In the Italian language, meaning shifts dramatically when you change the order of the words in an expression such as ‘my daughter’. ‘Mia figlia’ is merely stating a fact, but turn it into ‘figlia mia’ and description suddenly explodes into a cry of possession, used exclusively to emphasize pride, sorrow, or rage. It’s a subtle enough distinction on paper, and one which the English translation cannot capture; more importantly, it’s a semantic space that Figlia Mia claims as its own sacred ground in telling the story of a child and of the two mothers silently battling for her soul in a Sardinian village.
Back at the Berlinale after her 2015 debut Sworn Virgin, director Laura Bispuri retains the trademark blend of ethnographic study and woman-centric naturalism that worked so well the first time around. Ten-year-old Vittoria (Sara Casu) is coming of age in a lethargic Sardinian town, and while starting to question her entire relationship with her protective mother Tina (Valeria Golino) she feels drawn to Angelica (Alba Rohrwacher), an enigmatic woman living on the outskirts of town. Red hair is not the only thing the two have in common, and such a blossoming, inexorable realization haunts Tina just as much as it intrigues Vittoria.
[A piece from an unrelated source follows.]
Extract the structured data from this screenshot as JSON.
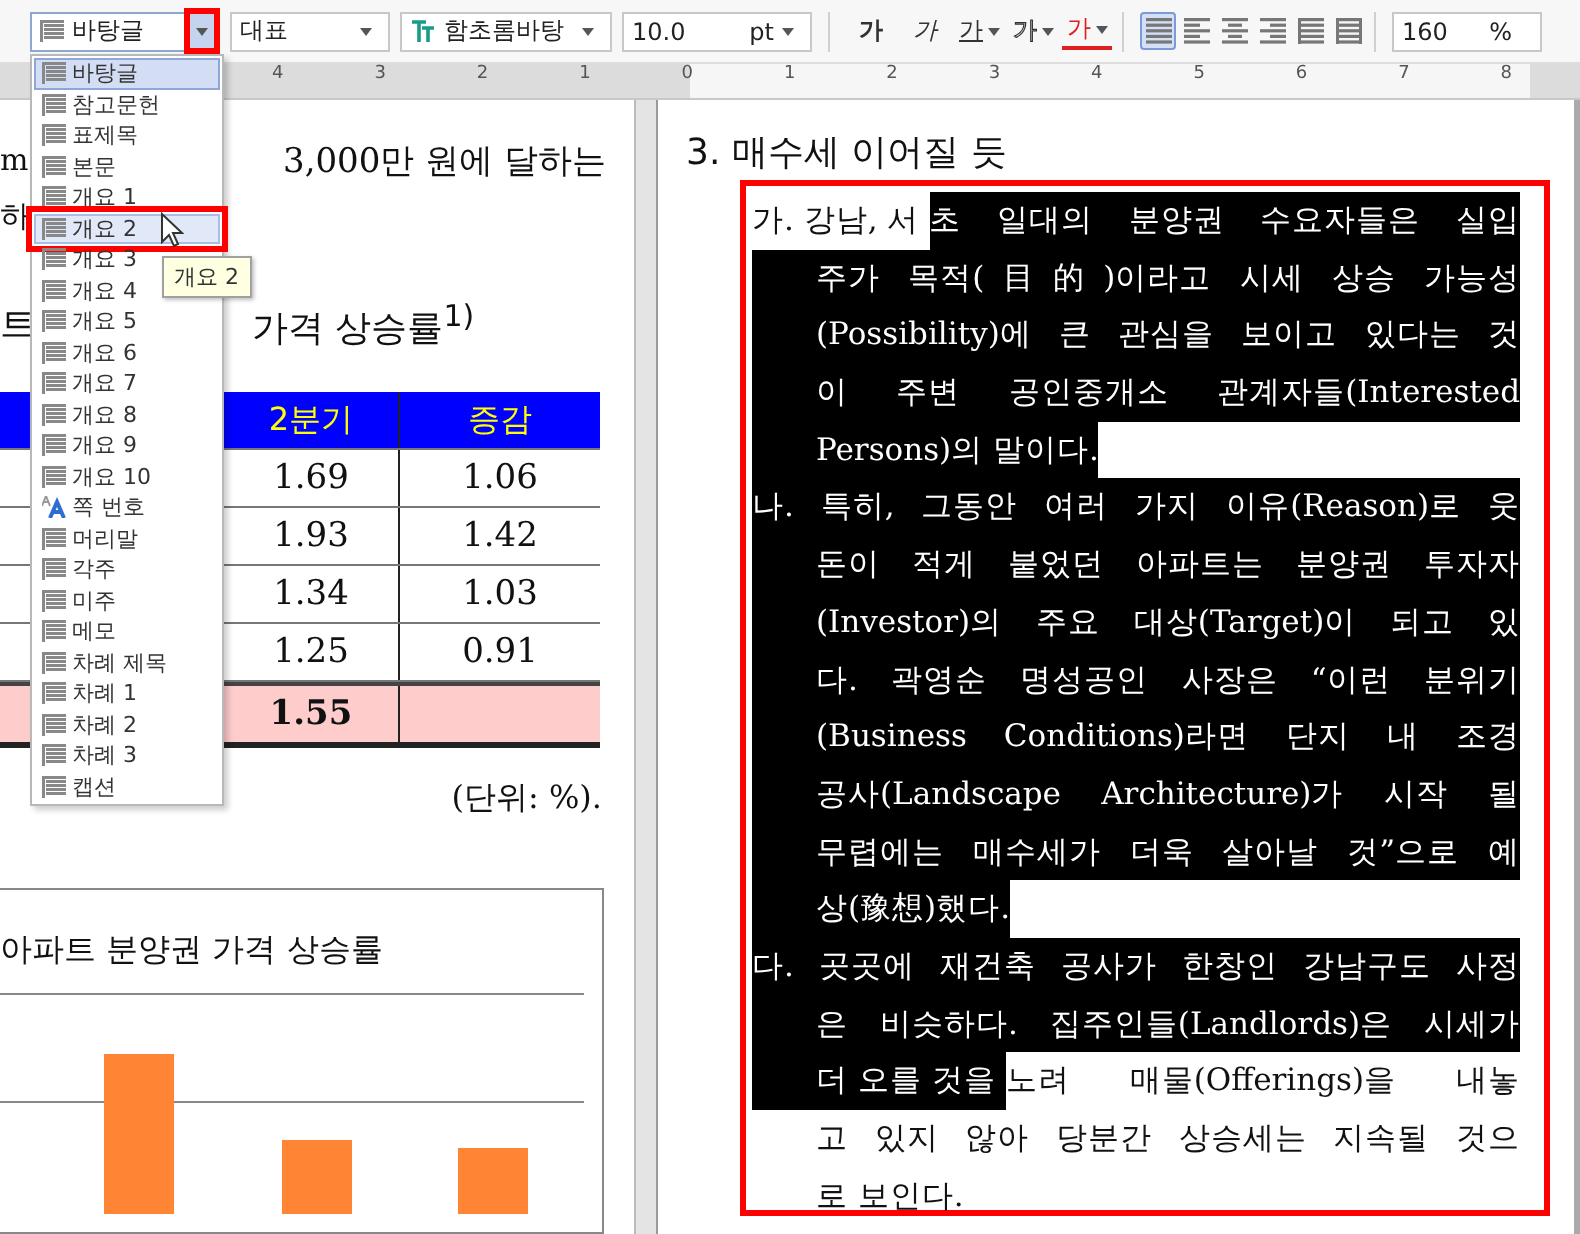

Angelica is the hard-drinking, volatile wild card in this triangle, possessed with hostile abandonment and hypnotic vitality. The life she’s precariously built in town is tearing at the seams and so, in turn, is the deal she struck with Tina a decade earlier for the custody of Vittoria.
With a one-way ticket ‘for the continent’ being touted as the best solution for everyone involved, Rohrwacher’s character can’t fully articulate why she decides to stay, but it’s electrifying to watch the process unfold on screen. “Ci siamo dati un bacio, e ancora non si stacca” goes the voice of Gianni Bella while Angelica and Vittoria dance in one of their most striking scenes together; and it truly feels like the unexpected kiss they shared is still keeping them glued to each other beyond any expectations.
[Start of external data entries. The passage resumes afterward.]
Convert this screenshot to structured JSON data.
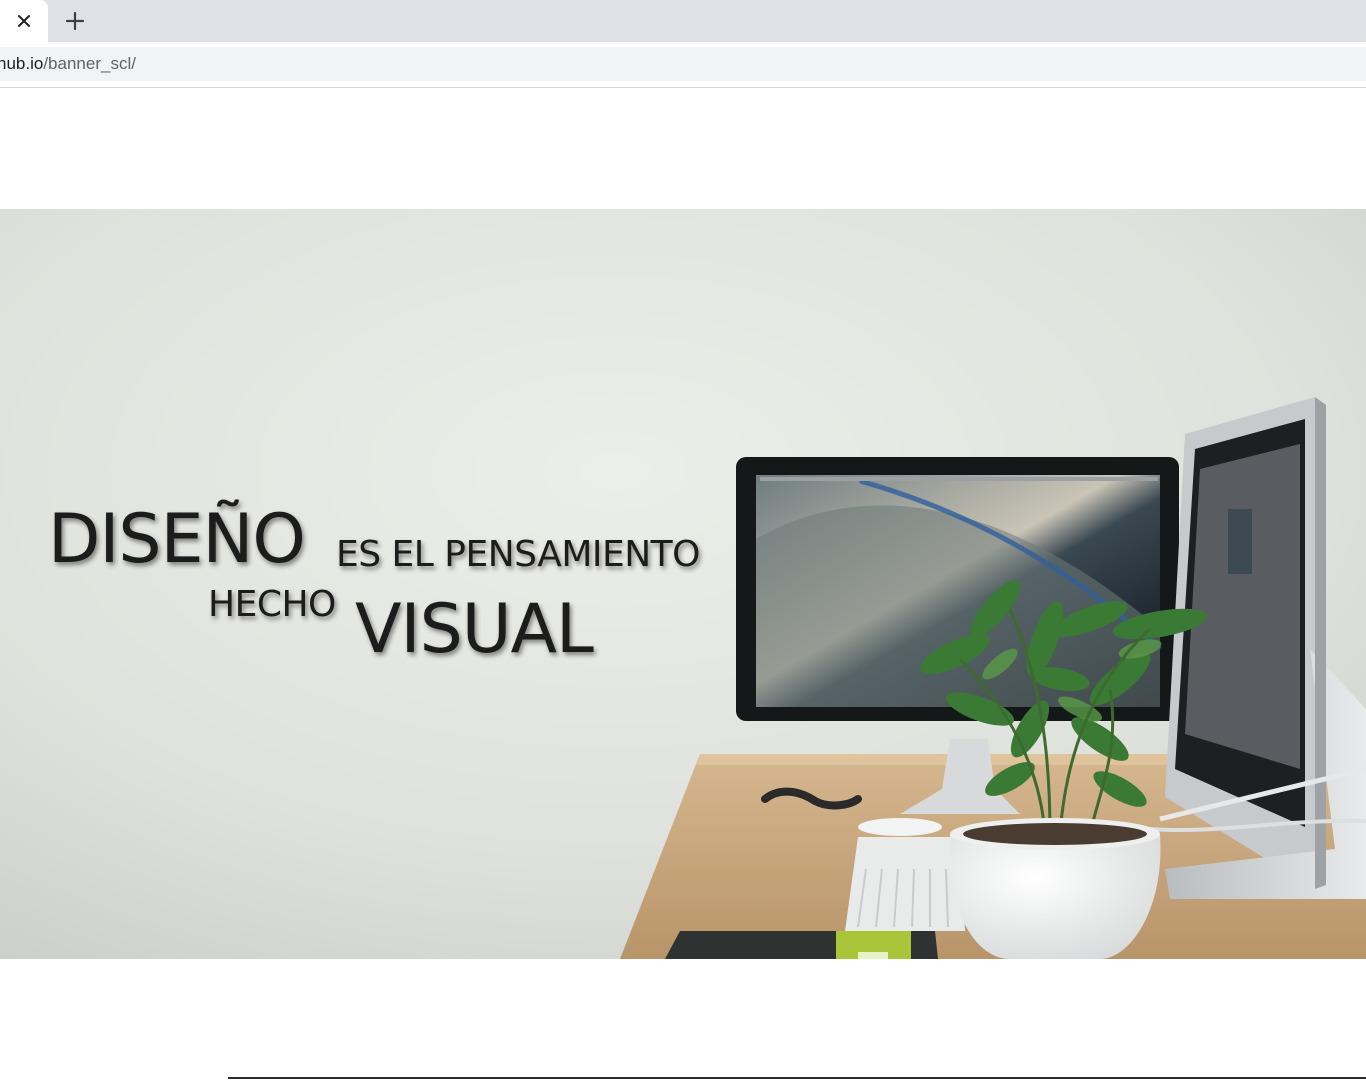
{
  "browser": {
    "url_host": "hub.io",
    "url_path": "/banner_scl/",
    "icons": {
      "tab_close": "close-icon",
      "new_tab": "plus-icon"
    }
  },
  "banner": {
    "headline": {
      "word1": "DISEÑO",
      "word2": "ES EL PENSAMIENTO",
      "word3": "HECHO",
      "word4": "VISUAL"
    },
    "text_color": "#1c1c1c"
  }
}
That same scene is the one I’d put next to any clip from Sworn Virgin and show them to people who inexplicably refuse to give Rohrwacher her due. Playing essentially opposite characters, her emotional control and different takes on womanhood fully support her claim as the best Italian actress of her generation. Not many directors know what to do with her talent, and Bispuri is clearly showing them the way here.
Credit must also go to Figlia Mia’s nimble, clever script penned by Francesca Manieri, who’s done interesting things in Italian genre cinema for years now, and who reteams with Bispuri after her key contribution to another impressive debut from last year – Valentina Pedicini’s Where Shadows Fall. The story returns again and again to a lexicon of womanhood that is often menacingly imposed on poor Vittoria. ‘Miss’, ‘lady’, ‘mum’, ‘slut’ and even the basic ‘female’ are some of the terms she’s presented with, sometimes playfully, and sometimes as a strident invitation to try them on for size.
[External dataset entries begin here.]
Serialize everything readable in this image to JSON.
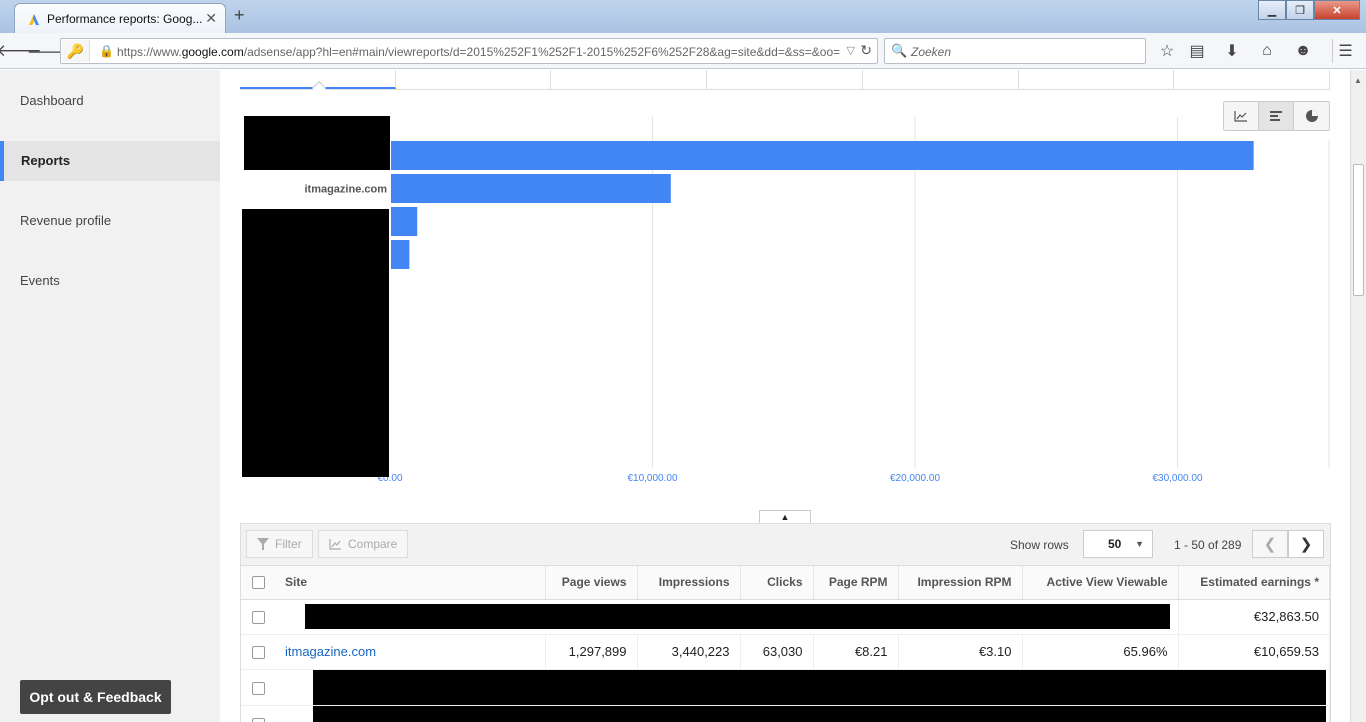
{
  "browser": {
    "tab_title": "Performance reports: Goog...",
    "url_prefix": "https://www.",
    "url_domain": "google.com",
    "url_rest": "/adsense/app?hl=en#main/viewreports/d=2015%252F1%252F1-2015%252F6%252F28&ag=site&dd=&ss=&oo=",
    "search_placeholder": "Zoeken"
  },
  "sidebar": {
    "items": [
      {
        "label": "Dashboard"
      },
      {
        "label": "Reports"
      },
      {
        "label": "Revenue profile"
      },
      {
        "label": "Events"
      }
    ],
    "feedback_label": "Opt out & Feedback"
  },
  "chart_data": {
    "type": "bar",
    "orientation": "horizontal",
    "categories": [
      "",
      "itmagazine.com",
      "",
      ""
    ],
    "values": [
      32863.5,
      10659.53,
      1000,
      700
    ],
    "xlim": [
      0,
      36000
    ],
    "x_ticks": [
      "€0.00",
      "€10,000.00",
      "€20,000.00",
      "€30,000.00"
    ],
    "x_tick_values": [
      0,
      10000,
      20000,
      30000
    ],
    "grid": true,
    "bar_color": "#4285f4"
  },
  "toolbar": {
    "filter_label": "Filter",
    "compare_label": "Compare",
    "show_rows_label": "Show rows",
    "rows_value": "50",
    "pager_text": "1 - 50 of 289"
  },
  "table": {
    "columns": [
      "Site",
      "Page views",
      "Impressions",
      "Clicks",
      "Page RPM",
      "Impression RPM",
      "Active View Viewable",
      "Estimated earnings *"
    ],
    "rows": [
      {
        "site": "",
        "earnings": "€32,863.50"
      },
      {
        "site": "itmagazine.com",
        "page_views": "1,297,899",
        "impressions": "3,440,223",
        "clicks": "63,030",
        "page_rpm": "€8.21",
        "impression_rpm": "€3.10",
        "active_view": "65.96%",
        "earnings": "€10,659.53"
      }
    ]
  }
}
The film is at its best when it lets this through-line emerge organically, an undercurrent easily noticeable beneath the strong performances and visual flair. (Valeria Golino is as good as Rohrwacher, perhaps better, considering the emotional digging she has to do is completely on the inside.) Bispuri likes to link the three main characters via the same handheld tracking shot to underline the peak of their respective arcs, while Vladan Radovic’s cinematography projects long shadows and coarse streaks of light onto the Sardinian landscape.
Although the color coding is effective in separating Tina’s predominantly blue costumes from the pink/orange that bring Vittoria and Angelica closer to each other and to the reddish sand of the hills, the symbolism can become overwhelming at the story’s climax, with its unnecessary allegory of rebirth. Bispuri’s cinema has so far stood out for a certain elemental rigorousness and simplicity, and it’s in that vein that she’ll continue to shine.